U.S. News & World Report has ranked the University of Washington College of Education No. 14 among the nation's best education schools—and No. 5 among education schools at public institutions—in its annual graduate school ratings, released March 12.
Dean Mia Tuan said the ranking underscores the College's commitment to equity-focused partnerships with schools and communities throughout Washington and beyond.
What would you do if you had access to a time machine?
Cory Campbell asked this question at two elementary schools as part of an after-school reading program she led through a local library. The schools were only about a mile apart, but the students responded very differently.
At one location, many children said they’d go back and invent something modern to make a lot of money, or they would go back to see their parents first meet.
At the other, the children focused on more immediate concerns.
As a student at Tacoma's Lincoln High School, Dylan Tran expected his Advanced Placement World History course to provide him with multiple stories and perspectives of human history.

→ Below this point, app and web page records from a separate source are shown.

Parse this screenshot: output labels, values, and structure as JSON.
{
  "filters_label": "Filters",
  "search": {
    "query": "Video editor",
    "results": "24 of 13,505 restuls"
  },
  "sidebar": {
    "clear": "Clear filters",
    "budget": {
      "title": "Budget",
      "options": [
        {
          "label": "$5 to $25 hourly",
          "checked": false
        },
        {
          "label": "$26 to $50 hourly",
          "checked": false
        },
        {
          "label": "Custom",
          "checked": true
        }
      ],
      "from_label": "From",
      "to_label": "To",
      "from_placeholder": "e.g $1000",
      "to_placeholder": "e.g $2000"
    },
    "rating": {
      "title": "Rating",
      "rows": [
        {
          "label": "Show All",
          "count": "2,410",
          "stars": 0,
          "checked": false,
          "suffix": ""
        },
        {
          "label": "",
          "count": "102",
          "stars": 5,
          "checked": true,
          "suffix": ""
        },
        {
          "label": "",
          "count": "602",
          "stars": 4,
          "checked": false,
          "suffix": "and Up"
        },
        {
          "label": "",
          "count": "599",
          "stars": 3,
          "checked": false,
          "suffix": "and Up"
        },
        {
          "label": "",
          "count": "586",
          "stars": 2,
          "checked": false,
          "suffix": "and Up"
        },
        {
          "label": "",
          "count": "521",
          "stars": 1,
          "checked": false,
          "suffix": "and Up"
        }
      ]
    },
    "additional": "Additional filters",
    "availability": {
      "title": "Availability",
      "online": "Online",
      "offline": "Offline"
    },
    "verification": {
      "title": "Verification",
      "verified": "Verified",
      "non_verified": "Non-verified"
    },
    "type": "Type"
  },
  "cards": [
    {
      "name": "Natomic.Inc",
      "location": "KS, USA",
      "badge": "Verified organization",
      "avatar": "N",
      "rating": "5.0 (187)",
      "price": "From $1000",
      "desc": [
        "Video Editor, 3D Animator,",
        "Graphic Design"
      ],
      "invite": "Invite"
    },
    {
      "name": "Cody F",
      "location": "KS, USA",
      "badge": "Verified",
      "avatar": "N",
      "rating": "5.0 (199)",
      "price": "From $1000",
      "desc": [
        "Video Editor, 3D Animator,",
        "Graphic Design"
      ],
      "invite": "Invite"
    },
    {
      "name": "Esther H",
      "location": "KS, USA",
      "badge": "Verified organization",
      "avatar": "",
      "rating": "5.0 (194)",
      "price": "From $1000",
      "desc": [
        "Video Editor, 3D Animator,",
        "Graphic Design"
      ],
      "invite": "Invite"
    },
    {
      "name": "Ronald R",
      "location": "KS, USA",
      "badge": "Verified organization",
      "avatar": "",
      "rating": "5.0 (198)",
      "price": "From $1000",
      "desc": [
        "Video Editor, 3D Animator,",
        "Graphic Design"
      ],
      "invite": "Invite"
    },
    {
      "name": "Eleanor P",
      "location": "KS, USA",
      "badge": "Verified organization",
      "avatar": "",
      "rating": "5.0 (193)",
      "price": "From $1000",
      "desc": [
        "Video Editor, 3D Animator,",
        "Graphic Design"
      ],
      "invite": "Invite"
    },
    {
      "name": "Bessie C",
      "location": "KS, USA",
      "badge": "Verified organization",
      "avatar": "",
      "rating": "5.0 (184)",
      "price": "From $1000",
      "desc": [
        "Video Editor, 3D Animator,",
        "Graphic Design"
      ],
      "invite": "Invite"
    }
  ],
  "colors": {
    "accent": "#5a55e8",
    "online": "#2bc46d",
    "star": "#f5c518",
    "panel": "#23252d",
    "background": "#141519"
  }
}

But from the first page of the textbook, he felt like something critical was missing.
After looking over the list of authors, Tran noticed the ten authors were all white and seven were male. And, over the course of the year, Tran remembers that most of the course topics were focused on the experiences of whites in Europe and the United States.
Doctoral student explores contributions of Asian American educators
Jun 27 2018
In his first year as a teacher in Arizona, University of Washington PhD student Lin Wu struggled to make genuine connections with his Mexican American students.
As a first-generation immigrant from China, Wu had personally experienced the challenges that accompany being accepted by U.S. mainstream culture. Unaware of the historical struggles that Chinese immigrants faced in the U.S., Wu found that he had suddenly become the “other.” It was this othering experience that initially prevented Wu from seeing beyond his own struggles.
More than 700 new teachers, researchers, leaders, policymakers and early childhood professionals were honored during the University of Washington College of Education’s graduation ceremonies on June 5.
The festivities featured two members of the College’s Class of 2018 discussing their role as educator-activists in ensuring access to high-quality education for all students.
Adaurennaya Onyewuenyi, who graduated with her doctorate in learning sciences and human development, called on her classmates to engage daily in work to create a more equitable educational system.
When she was a sophomore in high school, University of Washington senior Ali Cho remembers the first time she connected with one of her teachers on a personal level.
It was Mrs. Lee, a high school biology teacher. While Cho had felt supported by other teachers, her relationship with Mrs. Lee—the first female, Asian American teacher she’d had—went far beyond what happened in the classroom.